1) Identification of high-risk individuals. First sign of danger: You live with someone who gets hysterical about Midnight Madness. No college basketball story is too small for them, whether it’s what Texas Tech head coach Bob Knight has to say about the new NBA age-limit rule or Tyler Hansbrough’s favorite musical group. (Insane Clown Posse?! Really?!)

2) Early warning signs. The more-than-casual fan crosses the line into obsessive-compulsive territory. Worrisome patterns of behavior may emerge, including hours spent studying offensive and defensive efficiency rates on and searching YouTube for high school footage of Greg Oden and Kevin Durant.

3) The beginning of the end. Conference championship weekend! What may have been a manageable part of the afflicted’s life takes over, as the person in question logs upwards of 20 hours in front of the boob tube in the space of three days.

4) The tipping point. Also known as Selection Sunday. Those possessed by the Madness give up any pretense of a normal life, devoting every waking moment to blogs and stories that might illuminate the secrets of the bracket and help them choose a winner.

5) Inability to recognize a problem. I had a brief moment of clarity Monday afternoon, when I realized I had spent about 15 minutes refreshing the home page in the hopes that Bill Simmons’ latest basketball blog would magically appear. The thought that this might be excessive behavior began to form in my mind … but I quickly shook that off. I’m just an extremely devoted fan, right?

6) Alienation of friends and family. Anyone who’s not a March maniac gets their called screened. Why waste time with people who want to talk about things like classes, spring break plans, going out, etc.? (Mom, I love you.)

7) The NCAA tournament is officially the central focus point of your life. Spring break actually becomes an inconvenience because it will take you away from American TV and means you miss the second round and the Regional semifinals. But I solved this problem! I’m giving my house key to friends staying in town so they can come and set my DVR. I’ve also decided to arrive at the Boston airport at noon so I can sit around and watch as much basketball as possible before my 9 p.m. flight to Ireland.

8) Irrational mood swings. Highs of delirious joy when you sign up for March Madness On Demand on — now you’ll be able to watch every game not broadcast on your local CBS affiliate!!! Lows of absolute misery when you remember it’s your senior year and Cornell has gone 0-for-4 during your undergraduate years. (I’m not embarrassed to admit I actually cried.
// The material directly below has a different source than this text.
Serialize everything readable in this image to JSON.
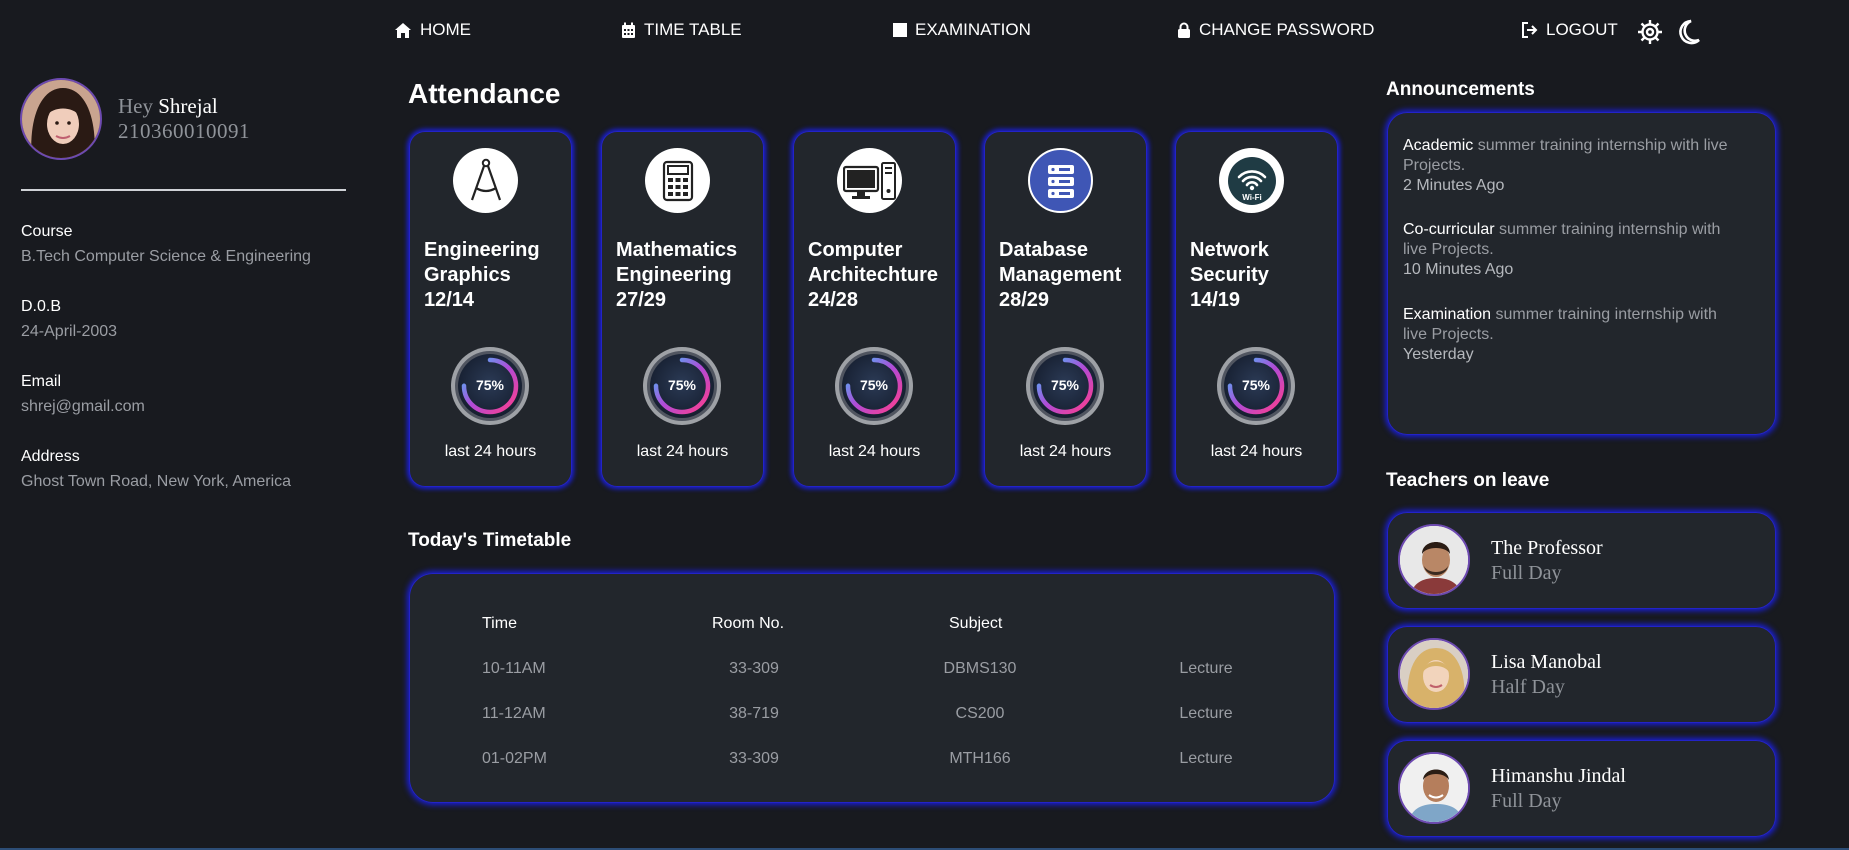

How many times? Well, that I’ll keep to myself.)

9) You find yourself alone at 12:25 p.m. on Thursday. But you don’t care, because who needs actual human contact when you have the TV in the living room tuned to CBS, along with the desktop computer in the adjacent bedroom where you can toggle between the MMOD and’s college scoreboard, as well as windows with each of your three brackets (ESPN, SI, and Facebook).

10) The Madness begins! Bliss … easily diagnosed because of loss of cognitive thought and inability to employ conversational English. But really, who cares? I’ve been waiting all year for this.

Olivia Dwyer is a former Sun Sports Editor. Forever Wild will appear every other Friday this semester.